Sunday, July 31, 2005

U.S. Envoy Likes Chinese Proposal In North Korea Nuclear Talks

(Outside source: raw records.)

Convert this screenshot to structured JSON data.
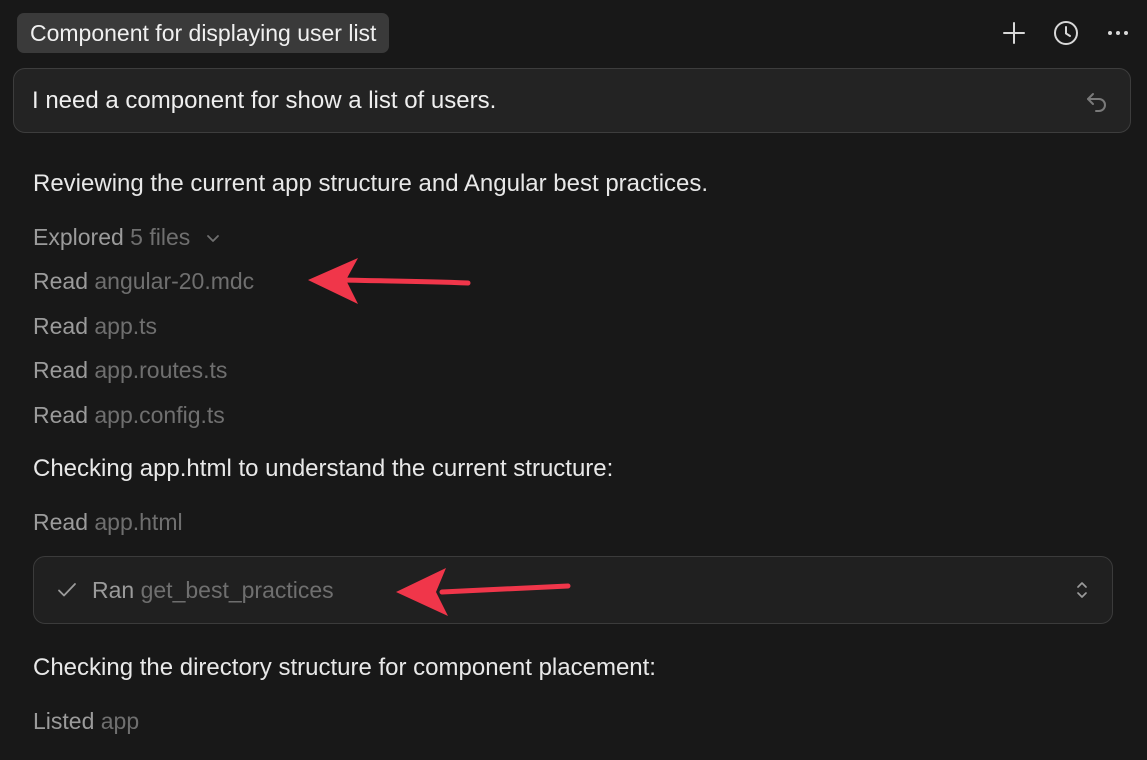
{
  "header": {
    "title": "Component for displaying user list",
    "actions": [
      {
        "name": "new-chat",
        "icon": "plus-icon"
      },
      {
        "name": "history",
        "icon": "clock-icon"
      },
      {
        "name": "more",
        "icon": "more-horizontal-icon"
      }
    ]
  },
  "prompt": {
    "text": "I need a component for show a list of users.",
    "icon": "undo-icon"
  },
  "messages": {
    "m1": "Reviewing the current app structure and Angular best practices.",
    "m2": "Checking app.html to understand the current structure:",
    "m3": "Checking the directory structure for component placement:"
  },
  "explored": {
    "verb": "Explored",
    "target": "5 files"
  },
  "reads": [
    {
      "verb": "Read",
      "target": "angular-20.mdc"
    },
    {
      "verb": "Read",
      "target": "app.ts"
    },
    {
      "verb": "Read",
      "target": "app.routes.ts"
    },
    {
      "verb": "Read",
      "target": "app.config.ts"
    }
  ],
  "read_html": {
    "verb": "Read",
    "target": "app.html"
  },
  "ran": {
    "verb": "Ran",
    "target": "get_best_practices"
  },
  "listed": {
    "verb": "Listed",
    "target": "app"
  },
  "colors": {
    "accent_arrow": "#f0364a",
    "background": "#181818"
  }
}
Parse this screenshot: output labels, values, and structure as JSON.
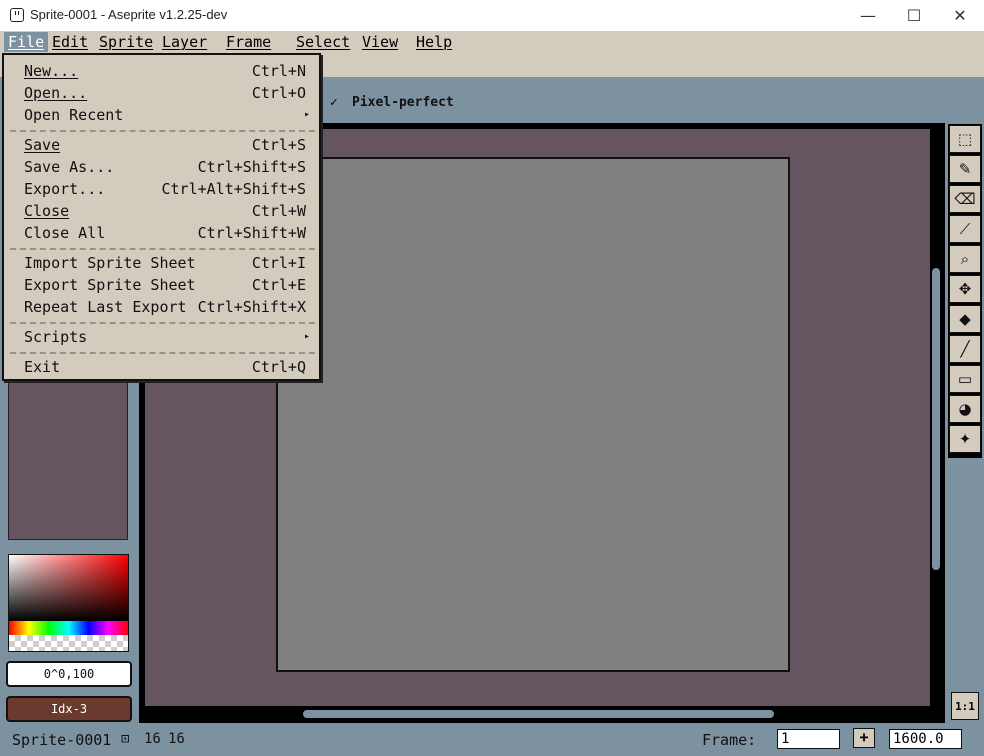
{
  "window": {
    "title": "Sprite-0001 - Aseprite v1.2.25-dev",
    "minimize_glyph": "—",
    "maximize_glyph": "☐",
    "close_glyph": "✕"
  },
  "menubar": {
    "items": [
      "File",
      "Edit",
      "Sprite",
      "Layer",
      "Frame",
      "Select",
      "View",
      "Help"
    ]
  },
  "context_bar": {
    "pixel_perfect_check": "✓",
    "pixel_perfect_label": "Pixel-perfect"
  },
  "file_menu": {
    "new": {
      "label": "New...",
      "shortcut": "Ctrl+N"
    },
    "open": {
      "label": "Open...",
      "shortcut": "Ctrl+O"
    },
    "open_recent": {
      "label": "Open Recent",
      "arrow": "▸"
    },
    "save": {
      "label": "Save",
      "shortcut": "Ctrl+S"
    },
    "save_as": {
      "label": "Save As...",
      "shortcut": "Ctrl+Shift+S"
    },
    "export": {
      "label": "Export...",
      "shortcut": "Ctrl+Alt+Shift+S"
    },
    "close": {
      "label": "Close",
      "shortcut": "Ctrl+W"
    },
    "close_all": {
      "label": "Close All",
      "shortcut": "Ctrl+Shift+W"
    },
    "import_sprite_sheet": {
      "label": "Import Sprite Sheet",
      "shortcut": "Ctrl+I"
    },
    "export_sprite_sheet": {
      "label": "Export Sprite Sheet",
      "shortcut": "Ctrl+E"
    },
    "repeat_last_export": {
      "label": "Repeat Last Export",
      "shortcut": "Ctrl+Shift+X"
    },
    "scripts": {
      "label": "Scripts",
      "arrow": "▸"
    },
    "exit": {
      "label": "Exit",
      "shortcut": "Ctrl+Q"
    }
  },
  "color_panel": {
    "fg_color_value": "0^0,100",
    "bg_color_value": "Idx-3"
  },
  "tools": {
    "icons": [
      "marquee-icon",
      "pencil-icon",
      "eraser-icon",
      "eyedropper-icon",
      "zoom-icon",
      "move-icon",
      "paint-bucket-icon",
      "line-icon",
      "rectangle-icon",
      "contour-icon",
      "blur-icon"
    ],
    "glyphs": [
      "⬚",
      "✎",
      "⌫",
      "⟋",
      "⌕",
      "✥",
      "◆",
      "╱",
      "▭",
      "◕",
      "✦"
    ],
    "one_to_one_label": "1:1"
  },
  "status_bar": {
    "sprite_name": "Sprite-0001",
    "size_icon": "⊡",
    "width": "16",
    "height": "16",
    "frame_label": "Frame:",
    "frame_value": "1",
    "add_frame": "+",
    "zoom_value": "1600.0"
  },
  "colors": {
    "ui_face": "#d3cbbe",
    "workspace": "#7d92a1",
    "editor_bg": "#645560",
    "canvas": "#808080"
  }
}
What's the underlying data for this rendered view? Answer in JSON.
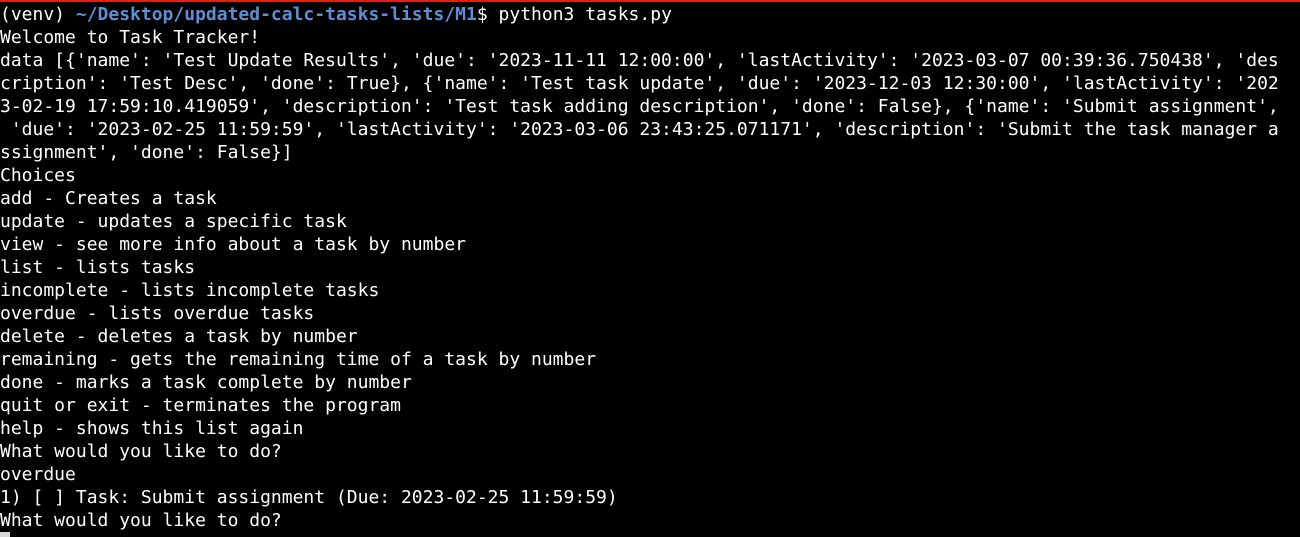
{
  "terminal": {
    "prompt_venv": "(venv) ",
    "prompt_path": "~/Desktop/updated-calc-tasks-lists/M1",
    "prompt_symbol": "$ ",
    "command": "python3 tasks.py",
    "output_lines": [
      "Welcome to Task Tracker!",
      "data [{'name': 'Test Update Results', 'due': '2023-11-11 12:00:00', 'lastActivity': '2023-03-07 00:39:36.750438', 'des",
      "cription': 'Test Desc', 'done': True}, {'name': 'Test task update', 'due': '2023-12-03 12:30:00', 'lastActivity': '202",
      "3-02-19 17:59:10.419059', 'description': 'Test task adding description', 'done': False}, {'name': 'Submit assignment',",
      " 'due': '2023-02-25 11:59:59', 'lastActivity': '2023-03-06 23:43:25.071171', 'description': 'Submit the task manager a",
      "ssignment', 'done': False}]",
      "Choices",
      "add - Creates a task",
      "update - updates a specific task",
      "view - see more info about a task by number",
      "list - lists tasks",
      "incomplete - lists incomplete tasks",
      "overdue - lists overdue tasks",
      "delete - deletes a task by number",
      "remaining - gets the remaining time of a task by number",
      "done - marks a task complete by number",
      "quit or exit - terminates the program",
      "help - shows this list again",
      "What would you like to do?",
      "overdue",
      "1) [ ] Task: Submit assignment (Due: 2023-02-25 11:59:59)",
      "What would you like to do?"
    ],
    "colors": {
      "background": "#000000",
      "text": "#ffffff",
      "path": "#5c8fd6",
      "top_accent": "#d8231a",
      "cursor": "#d8d8d8"
    }
  }
}
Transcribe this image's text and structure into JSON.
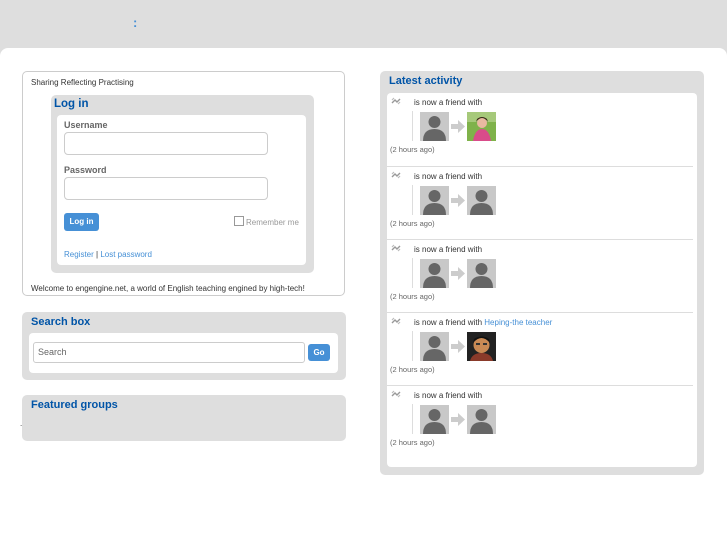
{
  "header": {
    "separator": ":"
  },
  "intro": {
    "tagline": "Sharing Reflecting Practising",
    "welcome": "Welcome to engengine.net, a world of English teaching engined by high-tech!"
  },
  "login": {
    "title": "Log in",
    "username_label": "Username",
    "password_label": "Password",
    "submit_label": "Log in",
    "remember_label": "Remember me",
    "register_link": "Register",
    "link_separator": " | ",
    "lost_password_link": "Lost password"
  },
  "search": {
    "title": "Search box",
    "placeholder": "Search",
    "go_label": "Go"
  },
  "groups": {
    "title": "Featured groups",
    "dot": "."
  },
  "activity": {
    "title": "Latest activity",
    "items": [
      {
        "text": "is now a friend with",
        "friend": "",
        "time": "(2 hours ago)",
        "avatar2": "photo-girl"
      },
      {
        "text": "is now a friend with",
        "friend": "",
        "time": "(2 hours ago)",
        "avatar2": "default"
      },
      {
        "text": "is now a friend with",
        "friend": "",
        "time": "(2 hours ago)",
        "avatar2": "default"
      },
      {
        "text": "is now a friend with ",
        "friend": "Heping-the teacher",
        "time": "(2 hours ago)",
        "avatar2": "photo-man"
      },
      {
        "text": "is now a friend with",
        "friend": "",
        "time": "(2 hours ago)",
        "avatar2": "default"
      }
    ]
  },
  "colors": {
    "accent": "#4690d6",
    "title": "#0054a7",
    "panel": "#dedede"
  },
  "icons": {
    "friend": "friends-icon",
    "arrow": "arrow-right-icon",
    "avatar": "default-avatar-icon"
  }
}
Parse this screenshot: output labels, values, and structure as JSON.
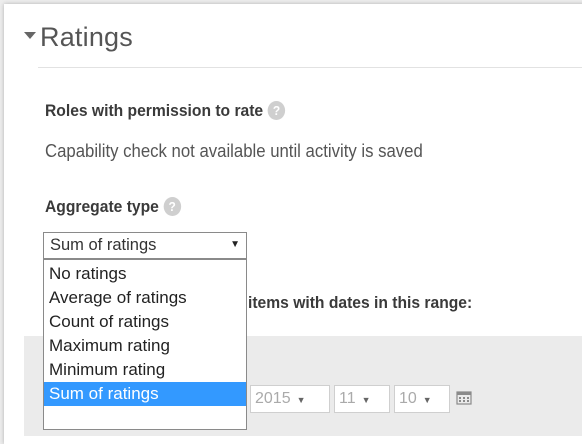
{
  "section": {
    "title": "Ratings"
  },
  "roles": {
    "label": "Roles with permission to rate",
    "help": "?",
    "info": "Capability check not available until activity is saved"
  },
  "aggregate": {
    "label": "Aggregate type",
    "help": "?",
    "selected": "Sum of ratings",
    "options": [
      "No ratings",
      "Average of ratings",
      "Count of ratings",
      "Maximum rating",
      "Minimum rating",
      "Sum of ratings"
    ]
  },
  "range": {
    "label_fragment": "items with dates in this range:",
    "year": "2015",
    "month": "11",
    "day": "10"
  },
  "icons": {
    "collapse": "caret-down-icon",
    "dropdown": "triangle-down-icon",
    "calendar": "calendar-icon"
  },
  "colors": {
    "highlight": "#3399ff",
    "help_badge": "#cfcfcf"
  }
}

Talks to persuade North Korea to abandon its nuclear weapons focused Saturday on a draft statement that the main U.S. envoy praised as a good basis for discussion, a sign of possible progress after an unprecedented five days of meetings. However, U.S. Assistant Secretary of State Christopher Hill stressed differences remained with North Korea on a resolution of the 2½-year-old nuclear standoff, which has raised regional tension and concerns that it could spark an arms race in East Asia. "Today was the first opportunity, really, to take something that could become the final document and try to see if we can reach agreement on it," Hill told reporters of the draft proposed by China, the six-nation talks' host. He would not provide details, but said "we think it's a good basis" for negotiation. No end date has been set for the talks, which began Tuesday. Hill said he doubted they would conclude Sunday. The talks have focused on a definition of "denuclearization" of the Korean Peninsula. The North says that should mean removal of alleged U.S. nuclear weapons in South Korea as well dissolving the American "nuclear umbrella" of security guarantees to its longtime ally. Washington and Seoul both deny the U.S. has nuclear weapons in South Korea. Hill held another meeting Saturday with the North, their fifth such direct contact at the current fourth round of talks that also include Japan, Russia and South Korea. There was a "consensus on denuclearization" between the negotiators, but North Korea "has an emphasis on some other elements," Hill said. He declined to elaborate. "As much as I would like to talk about progress, you know it's hard to talk about progress until you actually have an agreement," Hill said. The Japanese newspaper Yomiuri, citing anonymous sources, said delegates "roughly agreed" on a draft document that mentions a safety guarantee and economic assistance for North Korea along with a promise of normalized relations with the United States. It does not detail how the North would abandon its nuclear program or what it would get in return, the newspaper said. Hill said earlier that delegates disagreed on the sequence of how disarmament would proceed. The North has demanded concessions before totally dismantling its nuclear weapons program, while the Americans want to grant concessions only after verifying the program has been eliminated. Another issue of contention is the North's demand to be allowed peaceful use of nuclear technology to remedy its electricity shortage, a request dating back to an earlier nuclear crisis that ended in a 1994 agreement with the United States. Under that accord, the North was to be provided with two reactors that could not be used to make weapons. Construction on those reactors was halted after the latest standoff erupted in late 2002, when U.S. officials said North Korea acknowledged running a secret uranium enrichment program — which it has since denied. South Korean Foreign Minister Ban Ki-moon, in Laos for a regional conference, said Saturday the North still wants to finish building the two reactors and also wants to receive electricity directly from South Korea under a new aid proposal made this year to help resolve the nuclear issue, South Korea's Yonhap news agency reported.